Spaying, for females or neutering, for males is a surgical procedure that makes a dog unable to produce. As a client of Feathers and Fleece Farm, it will be your responsibility to ensure that your dog is spayed or neutered between 8 – 12 months of age. Studies have shown that spaying or neutering a dog before this age is harmful to the dogs development and can actually bring on health issues that would otherwise not be present.

Health Advice

Space to Rest

The health of your puppy starts with giving him plenty of space to rest and relax. Some new dog owners will think they have to stimulate the dog 24/7 throughout the initial training phases, but it’s also important to give the puppy some space to recoup.


The breeds at Feathers and Fleece Farm are shaggy hybrids. This means that clients can choose to leave their dogs hair longer and keep the coat brushed, or groom their dogs coat into a particular style.

The majority of Feathers and Fleece clients groom the Sheepadoodle and the Whoodle twice a year, and the Schnoodle three times a year to keep the schnauzer beard well groomed.

When you visit your groomer, ask to have your dogs ears cleaned and dried. You can also do this at home with a moistened cotton ball with mineral oil and gently wipe the ears out, going no deeper than the first knuckle. If you should smell any odor in your dogs ear or there is any oozing coming from your dogs ear, you should run your dog to the vet. It is a cheap and easy fix if you act quickly.

Check your dogs eyes often. For the most part, the only time they need cleaned is when you notice a discharge, or when you have bathed your dog. The eyes of your Sheepadoodle, Whoodle or Schnoodle should be bright and clear with a pure white color ( on the white portion of the eye) An easy way to keep them healthy is to wipe away the discharge in the corners with cotton ball or washcloth moistened with warm water. Do not rub the cotton ball directly on the eye.

The nails of your dog should be checked frequently. It is important that you start playing with your puppy’s paws as soon as you meet him. At Feathers and Fleece our grooming staff will have groomed your puppy’s nails several times before departure. Try to check the nails of your puppy weekly for sharp edges so you can enjoy puppy playtime. This should get your puppy used to having his nails clipped.

Bathe your new puppy with a puppy shampoo. The Sheepadoodle , Whoodle and the Schnoodle enjoy water and do not mind bath time. Bathe your dog as needed. Scrub in the shampoo and allow to set for a minimum of 3 minutes and then rinse well. Towel dry your dog or use a hairdryer.

Brushing your dog is very important, and the type of brush is also important. We use a slicker brush on all Feathers And Fleece Sheepadoodles. We like the rake for the Whoodle and a groomers comb for the Schnoodle. Ask your groomer for tips on which grooming tools to purchase and use.

Dental Care
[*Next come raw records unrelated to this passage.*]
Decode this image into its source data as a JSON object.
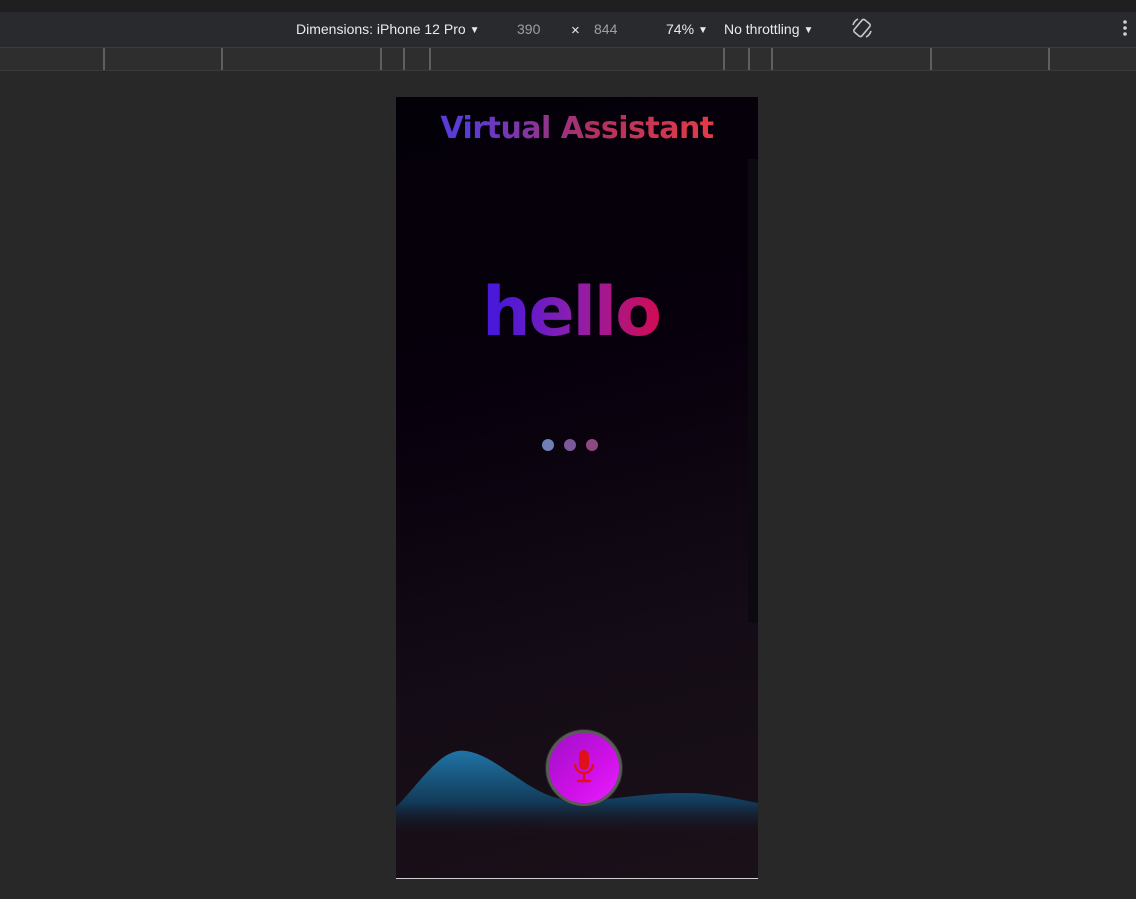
{
  "devtools": {
    "dimensions_label": "Dimensions: iPhone 12 Pro",
    "width_value": "390",
    "height_value": "844",
    "times_symbol": "×",
    "zoom": "74%",
    "throttling": "No throttling",
    "icons": [
      "caret-down-icon",
      "rotate-icon",
      "more-vert-icon"
    ]
  },
  "app": {
    "title": "Virtual Assistant",
    "speech_text": "hello",
    "mic_icon": "microphone-icon",
    "colors": {
      "title_gradient": [
        "#5a3bd6",
        "#e03a4a"
      ],
      "speech_gradient": [
        "#4a18d8",
        "#d00c55"
      ],
      "mic_button": "#d010e8",
      "mic_icon": "#e0101a",
      "wave": "#1e6b9a",
      "dots": [
        "#6f7fb8",
        "#7a5a9a",
        "#8e4a80"
      ]
    }
  }
}
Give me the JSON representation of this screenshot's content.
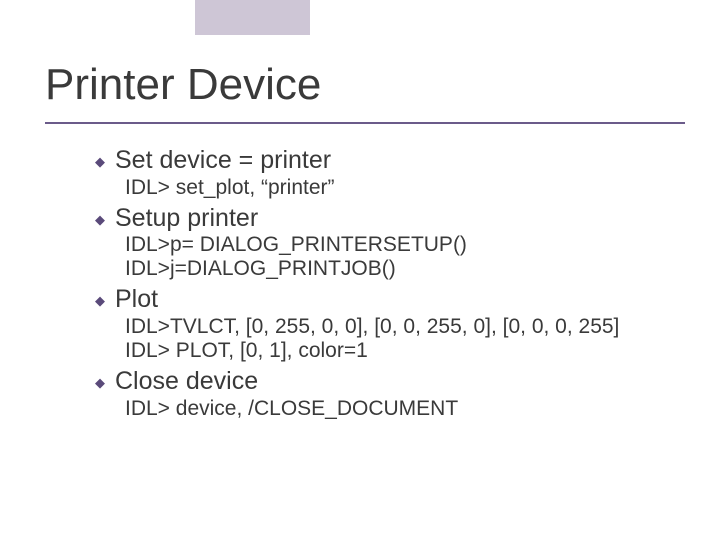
{
  "slide": {
    "title": "Printer Device",
    "items": [
      {
        "label": "Set device = printer",
        "sub": [
          "IDL> set_plot, “printer”"
        ]
      },
      {
        "label": "Setup printer",
        "sub": [
          "IDL>p= DIALOG_PRINTERSETUP()",
          "IDL>j=DIALOG_PRINTJOB()"
        ]
      },
      {
        "label": "Plot",
        "sub": [
          "IDL>TVLCT, [0, 255, 0, 0], [0, 0, 255, 0], [0, 0, 0, 255]",
          "IDL> PLOT, [0, 1], color=1"
        ]
      },
      {
        "label": "Close device",
        "sub": [
          "IDL> device, /CLOSE_DOCUMENT"
        ]
      }
    ]
  }
}
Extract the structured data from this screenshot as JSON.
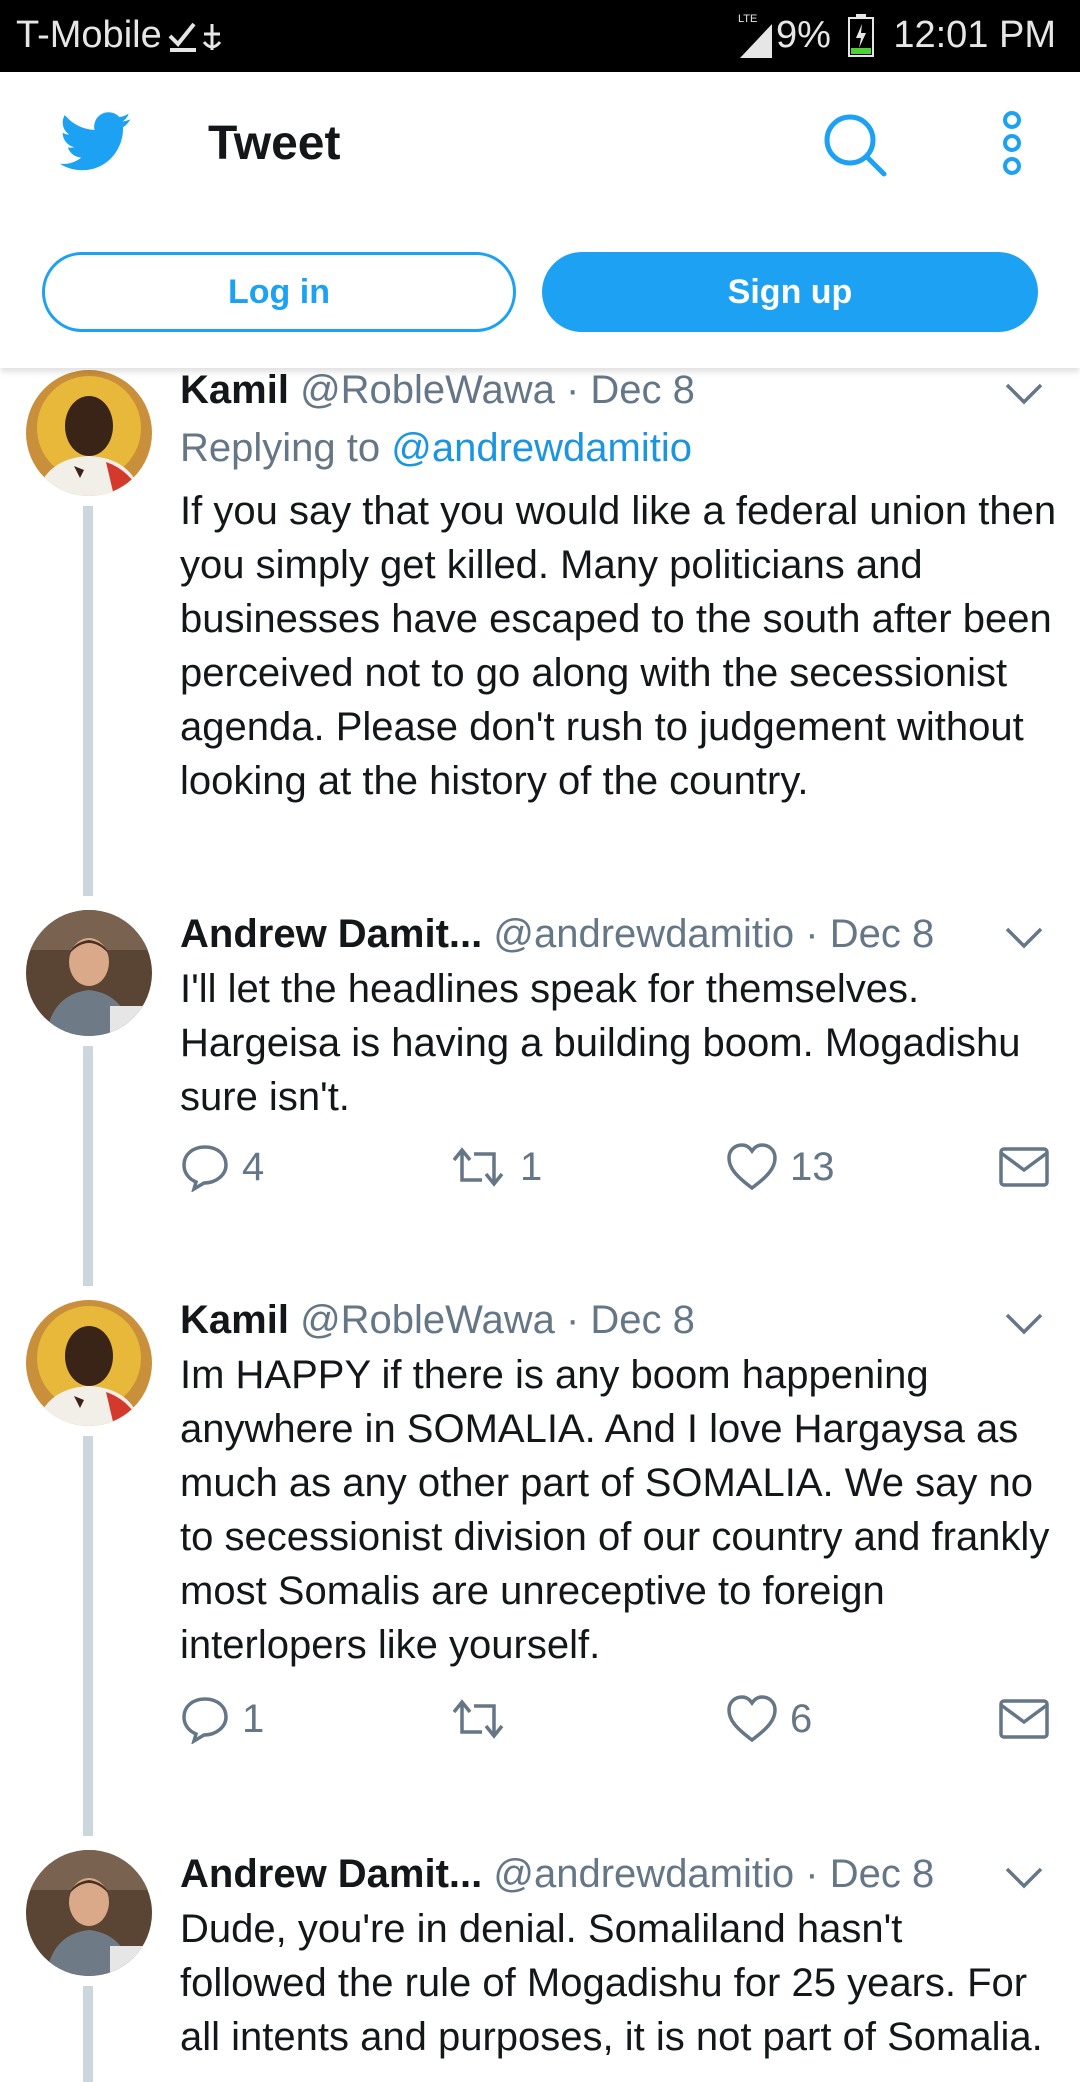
{
  "status_bar": {
    "carrier": "T-Mobile",
    "network": "LTE",
    "battery_percent": "9%",
    "time": "12:01 PM"
  },
  "header": {
    "title": "Tweet",
    "login_label": "Log in",
    "signup_label": "Sign up",
    "brand_color": "#1da1f2"
  },
  "tweets": [
    {
      "name": "Kamil",
      "handle": "@RobleWawa",
      "date": "· Dec 8",
      "replying_prefix": "Replying to",
      "replying_handle": "@andrewdamitio",
      "text": "If you say that you would like a federal union then you simply get killed. Many politicians and businesses have escaped to the south after been perceived not to go along with the secessionist agenda. Please don't rush to judgement without looking at the history of the country."
    },
    {
      "name": "Andrew Damit...",
      "handle": "@andrewdamitio",
      "date": "· Dec 8",
      "text": "I'll let the headlines speak for themselves. Hargeisa is having a building boom. Mogadishu sure isn't.",
      "replies": "4",
      "retweets": "1",
      "likes": "13"
    },
    {
      "name": "Kamil",
      "handle": "@RobleWawa",
      "date": "· Dec 8",
      "text": "Im HAPPY if there is any boom happening anywhere in SOMALIA. And I love Hargaysa as much as any other part of SOMALIA. We say no to secessionist division of our country and frankly most Somalis are unreceptive to foreign interlopers like yourself.",
      "replies": "1",
      "retweets": "",
      "likes": "6"
    },
    {
      "name": "Andrew Damit...",
      "handle": "@andrewdamitio",
      "date": "· Dec 8",
      "text": "Dude, you're in denial. Somaliland hasn't followed the rule of Mogadishu for 25 years. For all intents and purposes, it is not part of Somalia."
    }
  ]
}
Lastly, dental care. It is easiest to begin with a finger tooth brush. These can be purchased at your local pet supply store or on Amazon. Later, when your dog has matured you can switch to a toothbrush and a canine toothpaste. Your dogs tooth brush should have soft bristles and the toothpaste must formulated for a dogs system. Human toothpaste will cause your dog to have an upset stomach. The best alternative to canine toothpaste is a mixture of baking soda and water.

Maintain the health of your puppy by keeping their oral health top of mind. Oral hygiene is an underrated component of your dog’s wellness and it shouldn’t be taken lightly. Oral care equates to a lowered chance of heart disease or kidney disease.